On June 14, I was one of many election workers at the Cross Center in Bangor, helping to facilitate an election on a local scale. Though the Cross Center is not a welcoming facility for many voters, it’s central, and the City of Bangor does everything possible to make voting easy and safe.

For decades, I wished to be an election worker, but my work schedule and then my pattern of living half of each year in New York City made it impossible. Now at last, back in Maine full time, I am finally able to work at local elections.

After the 2020 election, which was electrifying with a huge and enthusiastic turnout, despite COVID and the obligatory distancing and masking, I was filled with joy and pride at having contributed to the great success of our election. I was outraged when Donald Trump and his disciples raised allegations of election fraud. I was sickened by the Big Lie and looked forward to the eventual day of reckoning when our election process, and all the thousands of dedicated workers, would be vindicated and sung as heroic.

But not until the recent testimony before the Select Committee of Congress investigating the events of Jan. 6, 2021, when two election workers from Georgia described their ordeal, did I understand the horrible, vicious and tragic aftermath of Trump’s contention that the election was stolen.

Until I saw and heard their story, the Big Lie was an attack on democracy. Finally I understood that all of us were under attack. The testimony of a dedicated election worker from Georgia broke my heart and brought me to tears.

I was never a Trump supporter (after all, I grew up in Jamaica, Queens, and I knew Jamaica Estates from my childhood). But until I saw and heard the details of the vilification, the lies and the threats to those election workers I never took the Big Lie personally.

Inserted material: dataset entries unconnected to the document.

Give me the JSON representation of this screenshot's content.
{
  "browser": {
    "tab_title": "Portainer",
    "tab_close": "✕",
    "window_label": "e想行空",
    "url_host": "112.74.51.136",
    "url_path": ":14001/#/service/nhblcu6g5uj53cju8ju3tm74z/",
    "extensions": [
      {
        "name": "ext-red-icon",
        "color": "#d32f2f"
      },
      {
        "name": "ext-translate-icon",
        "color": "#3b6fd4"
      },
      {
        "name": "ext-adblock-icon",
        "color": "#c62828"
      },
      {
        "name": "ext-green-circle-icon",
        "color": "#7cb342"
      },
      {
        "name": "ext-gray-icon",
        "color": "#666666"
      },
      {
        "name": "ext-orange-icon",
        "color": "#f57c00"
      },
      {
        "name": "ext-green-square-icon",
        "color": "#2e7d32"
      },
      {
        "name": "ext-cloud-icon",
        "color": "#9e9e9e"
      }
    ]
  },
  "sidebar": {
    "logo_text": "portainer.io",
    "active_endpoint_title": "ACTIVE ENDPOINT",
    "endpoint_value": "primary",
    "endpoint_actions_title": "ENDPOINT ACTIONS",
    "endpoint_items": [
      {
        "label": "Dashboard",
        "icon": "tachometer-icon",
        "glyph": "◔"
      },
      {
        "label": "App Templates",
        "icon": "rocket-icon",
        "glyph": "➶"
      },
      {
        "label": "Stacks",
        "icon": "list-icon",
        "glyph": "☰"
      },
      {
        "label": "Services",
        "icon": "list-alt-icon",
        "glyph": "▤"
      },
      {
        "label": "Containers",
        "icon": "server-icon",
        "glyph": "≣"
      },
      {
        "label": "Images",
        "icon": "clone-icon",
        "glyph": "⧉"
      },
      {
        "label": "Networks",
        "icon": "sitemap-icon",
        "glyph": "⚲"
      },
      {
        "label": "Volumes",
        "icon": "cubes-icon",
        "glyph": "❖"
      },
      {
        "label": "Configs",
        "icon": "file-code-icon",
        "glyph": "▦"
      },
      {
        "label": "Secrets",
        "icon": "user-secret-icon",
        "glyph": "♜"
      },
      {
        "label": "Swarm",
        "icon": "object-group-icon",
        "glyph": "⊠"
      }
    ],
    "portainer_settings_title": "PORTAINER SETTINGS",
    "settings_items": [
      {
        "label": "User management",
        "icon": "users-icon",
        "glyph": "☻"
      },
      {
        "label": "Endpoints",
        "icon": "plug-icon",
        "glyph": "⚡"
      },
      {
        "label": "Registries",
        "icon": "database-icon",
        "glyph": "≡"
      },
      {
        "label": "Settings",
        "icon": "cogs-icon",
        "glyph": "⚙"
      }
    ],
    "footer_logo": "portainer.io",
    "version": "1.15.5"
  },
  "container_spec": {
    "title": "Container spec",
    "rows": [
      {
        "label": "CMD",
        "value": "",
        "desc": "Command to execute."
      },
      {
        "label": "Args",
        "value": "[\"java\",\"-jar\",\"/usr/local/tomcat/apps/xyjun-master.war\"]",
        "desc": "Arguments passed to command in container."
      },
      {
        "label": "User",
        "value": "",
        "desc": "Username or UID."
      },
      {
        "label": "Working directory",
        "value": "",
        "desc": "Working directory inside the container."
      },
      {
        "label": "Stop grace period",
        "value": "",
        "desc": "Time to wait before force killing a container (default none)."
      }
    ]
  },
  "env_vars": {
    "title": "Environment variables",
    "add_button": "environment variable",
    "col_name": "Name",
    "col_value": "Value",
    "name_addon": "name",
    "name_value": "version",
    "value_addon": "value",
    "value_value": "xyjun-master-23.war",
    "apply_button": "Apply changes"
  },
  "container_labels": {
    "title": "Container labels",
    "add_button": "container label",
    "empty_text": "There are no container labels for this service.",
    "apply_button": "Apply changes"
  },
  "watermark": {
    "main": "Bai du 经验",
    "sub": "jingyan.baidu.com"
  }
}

All of us, not just Bangor’s cadre of hard-working officials and volunteers who make our elections trouble free, should take the Big Lie personally. All over the country, election workers are leaving their positions; many of them have worked to make elections safe and efficient for decades.

I was amazed on June 14 at how many people thanked me for what they called my work. I was touched but mystified. Our elections are, and have always been, safe and happy occasions. Donald Trump and his cadre of supporters inflicted grievous pain on all of us, and we should all take it personally.